Your job is to return every line of the listing holding the string "icon".

═════ Source data ═════

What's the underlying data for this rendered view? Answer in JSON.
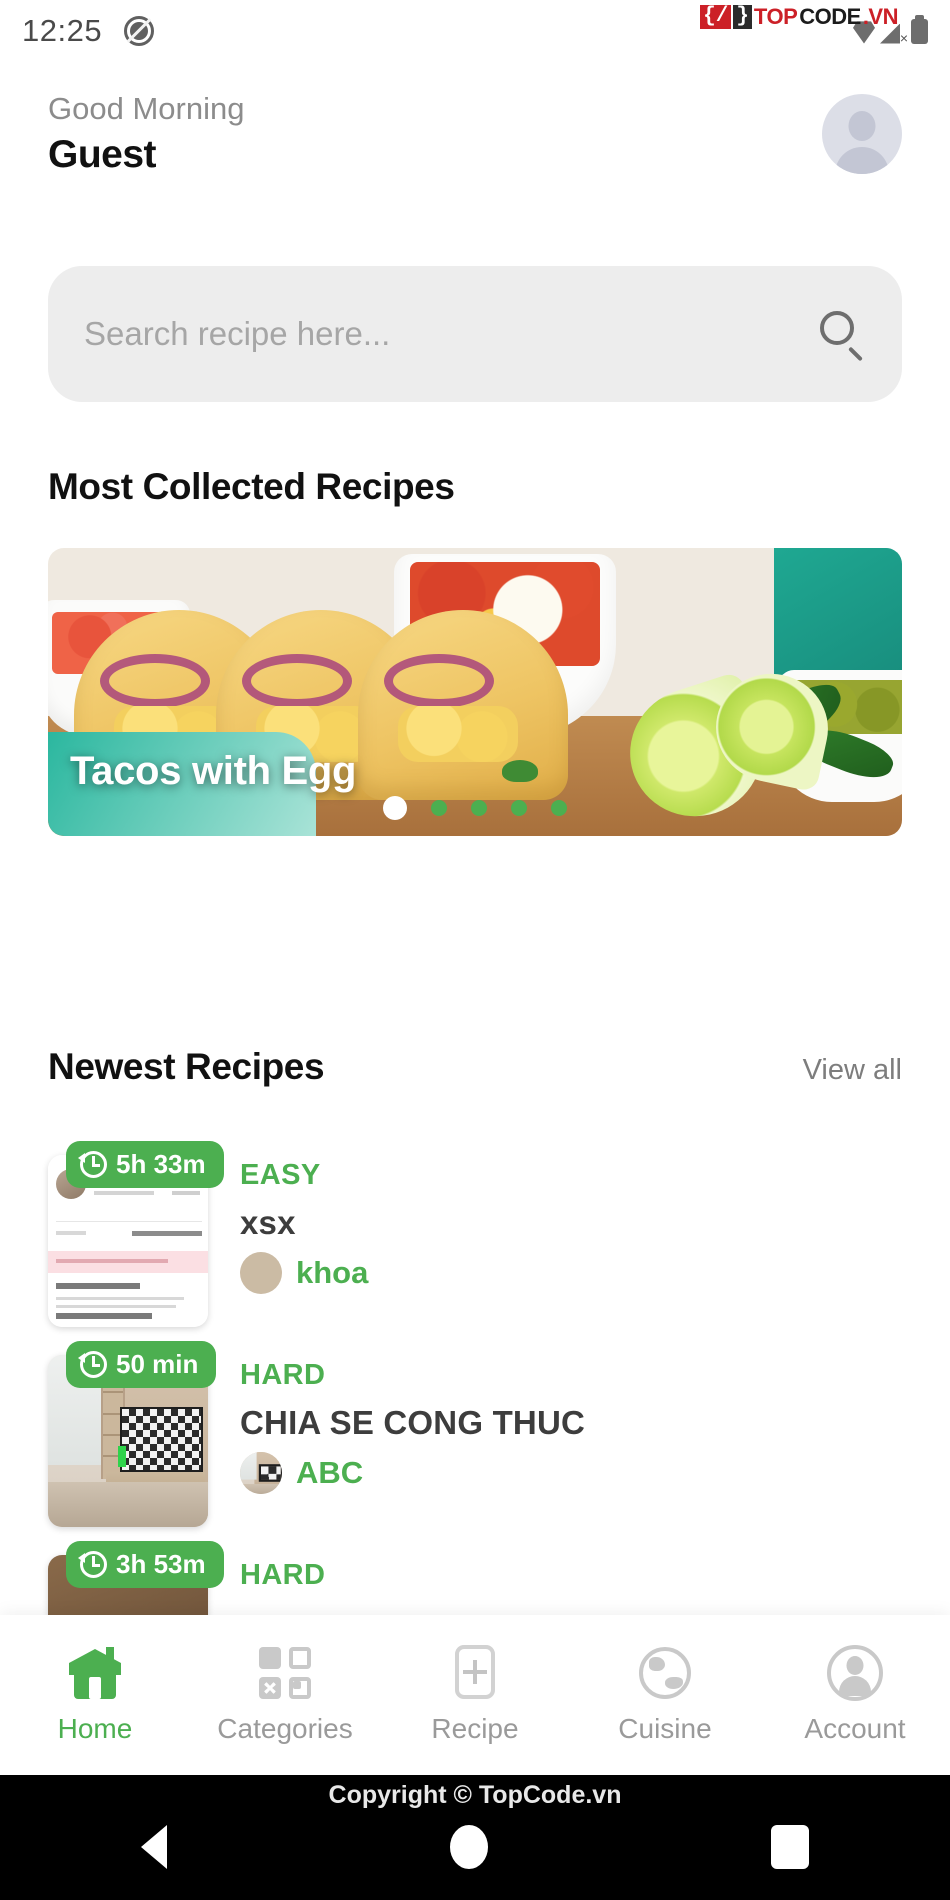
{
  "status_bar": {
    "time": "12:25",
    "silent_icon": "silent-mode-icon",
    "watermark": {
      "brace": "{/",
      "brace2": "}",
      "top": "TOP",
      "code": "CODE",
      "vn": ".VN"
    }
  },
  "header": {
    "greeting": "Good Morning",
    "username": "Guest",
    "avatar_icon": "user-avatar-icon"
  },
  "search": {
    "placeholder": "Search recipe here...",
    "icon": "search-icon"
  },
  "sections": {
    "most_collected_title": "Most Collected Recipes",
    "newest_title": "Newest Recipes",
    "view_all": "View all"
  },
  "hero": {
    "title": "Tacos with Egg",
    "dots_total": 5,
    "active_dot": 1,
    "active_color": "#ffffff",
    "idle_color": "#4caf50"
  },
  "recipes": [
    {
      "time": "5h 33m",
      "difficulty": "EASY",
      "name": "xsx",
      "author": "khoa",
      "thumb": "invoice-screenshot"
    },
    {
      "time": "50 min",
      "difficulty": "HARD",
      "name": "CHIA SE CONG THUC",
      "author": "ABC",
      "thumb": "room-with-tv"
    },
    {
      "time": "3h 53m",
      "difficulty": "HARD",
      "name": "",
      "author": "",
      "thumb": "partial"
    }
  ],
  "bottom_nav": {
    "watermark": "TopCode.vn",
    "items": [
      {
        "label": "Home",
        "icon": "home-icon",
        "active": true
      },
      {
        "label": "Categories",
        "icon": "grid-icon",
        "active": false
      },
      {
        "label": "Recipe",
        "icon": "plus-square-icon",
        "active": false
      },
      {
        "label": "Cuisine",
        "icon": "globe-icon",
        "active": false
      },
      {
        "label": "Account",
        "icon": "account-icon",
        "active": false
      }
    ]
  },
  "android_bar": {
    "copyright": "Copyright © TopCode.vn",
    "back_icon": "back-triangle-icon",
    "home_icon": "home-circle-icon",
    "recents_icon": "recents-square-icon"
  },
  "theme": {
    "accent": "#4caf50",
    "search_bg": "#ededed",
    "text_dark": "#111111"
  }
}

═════

Your solution
    "silent_icon": "silent-mode-icon",
    "avatar_icon": "user-avatar-icon"
    "icon": "search-icon"
        "icon": "home-icon",
        "icon": "grid-icon",
        "icon": "plus-square-icon",
        "icon": "globe-icon",
        "icon": "account-icon",
    "back_icon": "back-triangle-icon",
    "home_icon": "home-circle-icon",
    "recents_icon": "recents-square-icon"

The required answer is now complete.